Part of what Rolfe-Wallace provided was confirmation that Welsh was taking the right steps now to ensure a secure retirement.

“Before I started getting a handle on things and chatting with Jen, I thought I was probably in a bad spot,” Welsh says. “But now I feel pretty comfortable about where I’m headed – I think I’m going to be alright.”

Explore how Superannuation can work for you

Big super questions

Article

The big cost of multiple super accounts

Do you have more than one super account? Consolidate your super and learn how to boost your retirement savings.

  

Article

Calculate how much super you need for retirement

Do you know how much super you’ll need for retirement? Plan for the future with the help of online retirement calculator tools.


Article

How can super give you the independence you're looking for?

Meeting a financial planner to understand your super can be one of the best things to do for your future. See the benefits.


OnePath Custodians Pty Limited (OnePath Custodians) ABN 12 008 508 496, AFSL 238346, RSE L0000673 is the trustee of the Retirement Portfolio Service (ABN 61 808 189 263, RSE R1000986) (Fund) and issuer of the interests in “ANZ Smart Choice Super”, a suite of products consisting of ANZ Smart Choice Super, ANZ Smart Choice Super for employers and their employees and ANZ Smart Choice Super for QBE Management Services Pty Ltd and their employees.

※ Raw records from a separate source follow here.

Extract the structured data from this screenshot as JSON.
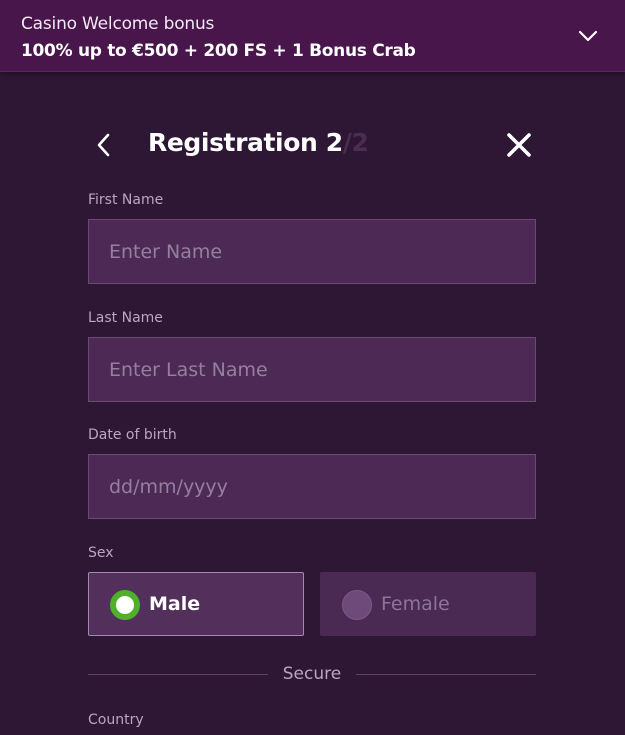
{
  "banner": {
    "title": "Casino Welcome bonus",
    "offer": "100% up to €500 + 200 FS + 1 Bonus Crab",
    "icon": "chevron-down-icon"
  },
  "header": {
    "title": "Registration",
    "step_current": "2",
    "step_total": "/2",
    "back_icon": "chevron-left-icon",
    "close_icon": "close-icon"
  },
  "form": {
    "first_name": {
      "label": "First Name",
      "placeholder": "Enter Name",
      "value": ""
    },
    "last_name": {
      "label": "Last Name",
      "placeholder": "Enter Last Name",
      "value": ""
    },
    "date_of_birth": {
      "label": "Date of birth",
      "placeholder": "dd/mm/yyyy",
      "value": ""
    },
    "sex": {
      "label": "Sex",
      "options": [
        {
          "label": "Male",
          "selected": true
        },
        {
          "label": "Female",
          "selected": false
        }
      ]
    },
    "secure_divider": "Secure",
    "country": {
      "label": "Country"
    }
  },
  "colors": {
    "background": "#2e1635",
    "banner": "#48164b",
    "input_bg": "#4c2a55",
    "radio_selected": "#4fb02a"
  }
}
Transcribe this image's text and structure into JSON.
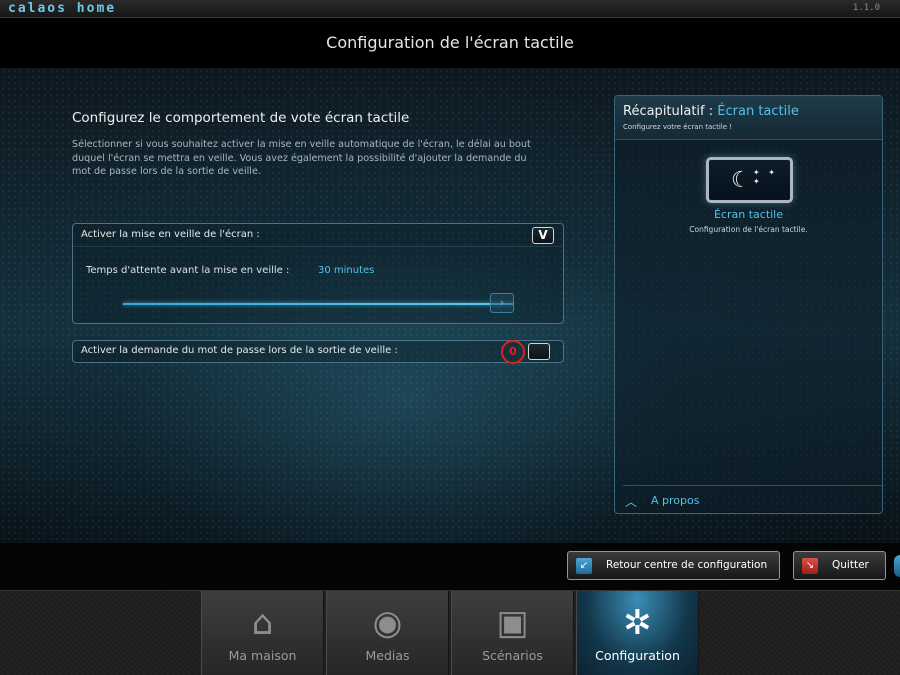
{
  "app": {
    "brand": "calaos home",
    "version": "1.1.0"
  },
  "header": {
    "title": "Configuration de l'écran tactile"
  },
  "section": {
    "title": "Configurez le comportement de vote écran tactile",
    "description": "Sélectionner si vous souhaitez activer la mise en veille automatique de l'écran, le délai au bout duquel l'écran se mettra en veille. Vous avez également la possibilité d'ajouter la demande du mot de passe lors de la sortie de veille."
  },
  "sleep": {
    "label": "Activer la mise en veille de l'écran :",
    "checked_mark": "V",
    "checked": true,
    "delay_label": "Temps d'attente avant la mise en veille :",
    "delay_value": "30 minutes",
    "slider_fraction": 1.0
  },
  "password": {
    "label": "Activer la demande du mot de passe lors de la sortie de veille :",
    "checked": false,
    "marker": "0"
  },
  "summary": {
    "title_prefix": "Récapitulatif : ",
    "title_accent": "Écran tactile",
    "subtitle": "Configurez votre écran tactile !",
    "item_name": "Écran tactile",
    "item_desc": "Configuration de l'écran tactile.",
    "about": "A propos",
    "icon": "night-screen-icon"
  },
  "actions": {
    "back": "Retour centre de configuration",
    "quit": "Quitter"
  },
  "nav": {
    "tabs": [
      {
        "label": "Ma maison",
        "icon": "house-icon"
      },
      {
        "label": "Medias",
        "icon": "disc-icon"
      },
      {
        "label": "Scénarios",
        "icon": "scenario-icon"
      },
      {
        "label": "Configuration",
        "icon": "config-icon",
        "active": true
      }
    ]
  },
  "colors": {
    "accent": "#55c2ea",
    "marker": "#e0201a"
  }
}
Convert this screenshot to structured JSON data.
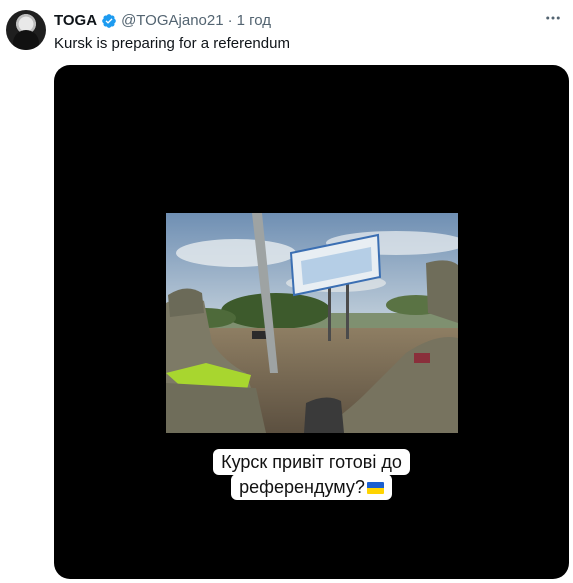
{
  "tweet": {
    "display_name": "TOGA",
    "handle": "@TOGAjano21",
    "separator": "·",
    "time": "1 год",
    "text": "Kursk is preparing for a referendum",
    "more_icon": "more-horizontal-icon",
    "verified_color": "#1d9bf0"
  },
  "media": {
    "caption_line1": "Курск привіт готові до",
    "caption_line2": "референдуму?",
    "caption_emoji": "ukraine-flag-icon",
    "background": "#000000"
  }
}
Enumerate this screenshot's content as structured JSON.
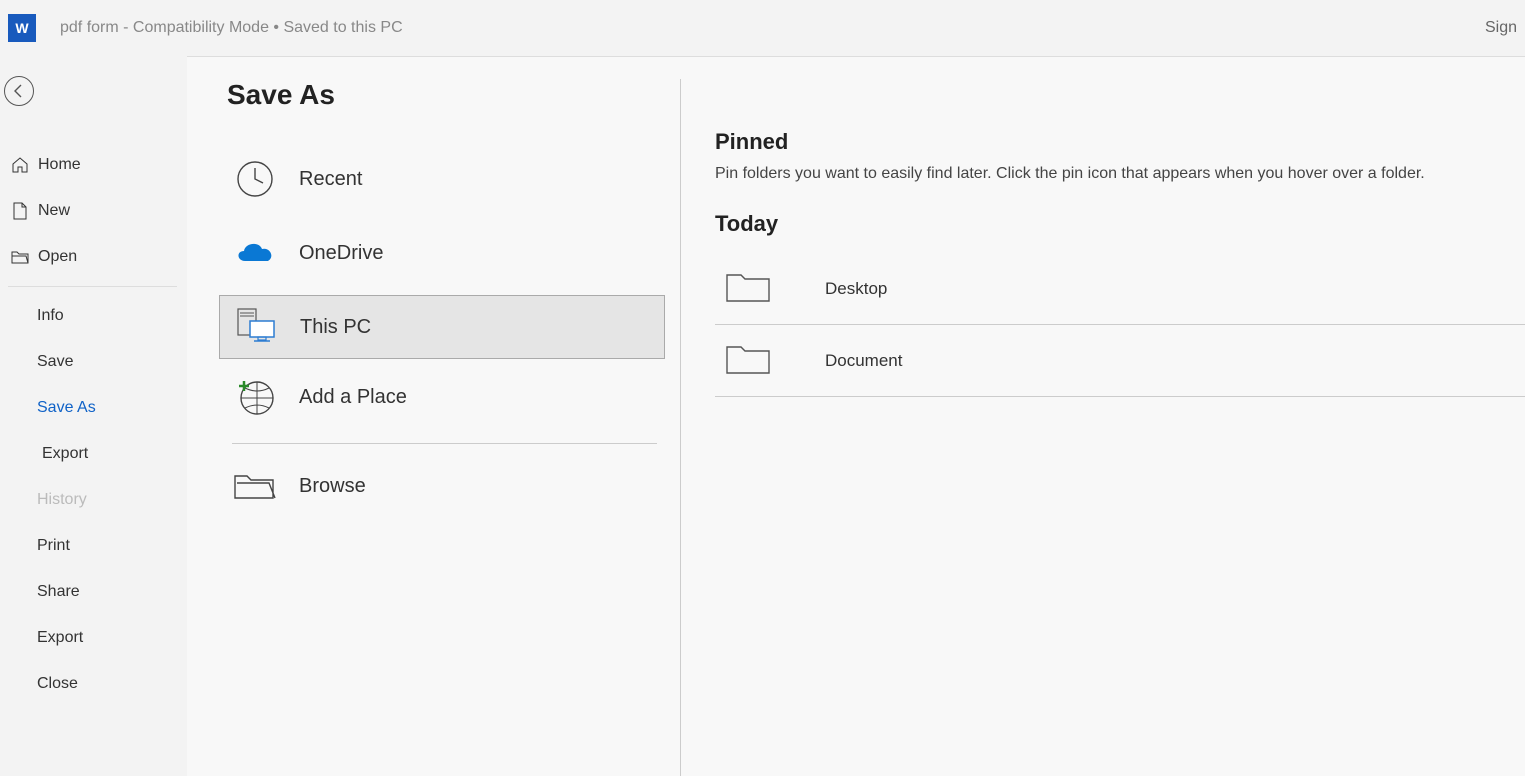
{
  "titlebar": {
    "doc_title": "pdf form  -  Compatibility Mode • Saved to this PC",
    "sign_in": "Sign"
  },
  "nav": {
    "home": "Home",
    "new": "New",
    "open": "Open",
    "info": "Info",
    "save": "Save",
    "save_as": "Save As",
    "export_sub": "Export",
    "history": "History",
    "print": "Print",
    "share": "Share",
    "export": "Export",
    "close": "Close"
  },
  "main": {
    "title": "Save As",
    "locations": {
      "recent": "Recent",
      "onedrive": "OneDrive",
      "this_pc": "This PC",
      "add_place": "Add a Place",
      "browse": "Browse"
    }
  },
  "detail": {
    "pinned_header": "Pinned",
    "pinned_hint": "Pin folders you want to easily find later. Click the pin icon that appears when you hover over a folder.",
    "today_header": "Today",
    "folders": [
      {
        "name": "Desktop"
      },
      {
        "name": "Document"
      }
    ]
  }
}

ANZ Smart Choice Super is issued by OnePath Custodians, and the ANZ Smart Choice Super and Pension product is distributed by Australia and New Zealand Banking Group Limited (ANZ) (ABN 11 005 357 522). ANZ is an authorised deposit taking institution (Bank) under the Banking Act 1959 (Cth). OnePath Custodians is the issuer of this product but is not a Bank. Except as described in the relevant Product Disclosure Statement, the obligations of OnePath Custodians are not deposits or liabilities of ANZ or its related group companies. None of them stands behind or guarantees the issuer or the capital or performance of any investment. Such investment is subject to investment risk, including possible repayment delays and loss of income and principal invested. Returns can go up and down. Past performance is not indicative of future performance.

This information is subject to change. You should read the relevant ANZ Financial Services Guide (FSG), PDS, product and other updates (for open and closed products) available at ANZ.com.au/super and consider whether the product is right for you before making a decision to acquire, or to continue to hold the product. Updated information will be available free of charge by calling Customer Services on 13 12 87.

Taxation law is complex and this information has been prepared as a guide only and does not represent tax advice. Please see your tax adviser for independent taxation advice.

The information on insurance cover is a summary only of the terms and conditions applying to the insurance cover. To the extent there is any inconsistency with the terms of the insurance cover provided by the insurer, the terms of the insurance policy will prevail.

The information provided is of a general nature and does not take into account your personal needs, financial circumstances or objectives. Before acting on this information, you should consider the appropriateness of the information, having regard to your needs, financial circumstances or objectives. The case studies used in this article are hypothetical and are not meant to illustrate the circumstances of any particular individual. Opinions expressed in this document are those of the authors only.

ANZ does not represent or guarantee that access to the ANZ Internet Banking or the ANZ App will be uninterrupted. Temporary service disruptions may occur. ANZ recommends that you read the ANZ App Terms and Conditions available at anz.com and consider if this service is appropriate to you prior to making a decision to acquire or use the ANZ App.

In addition to their salary, ANZ staff members may receive monetary or non-monetary benefits depending on the product they are selling or providing advice on.

Apple, the Apple logo, iPhone and iPad are trademarks of Apple Inc., registered in the US and other countries. App Store is a service mark of Apple Inc.

You need Adobe Reader to view PDF files. You can download Adobe Reader free of charge.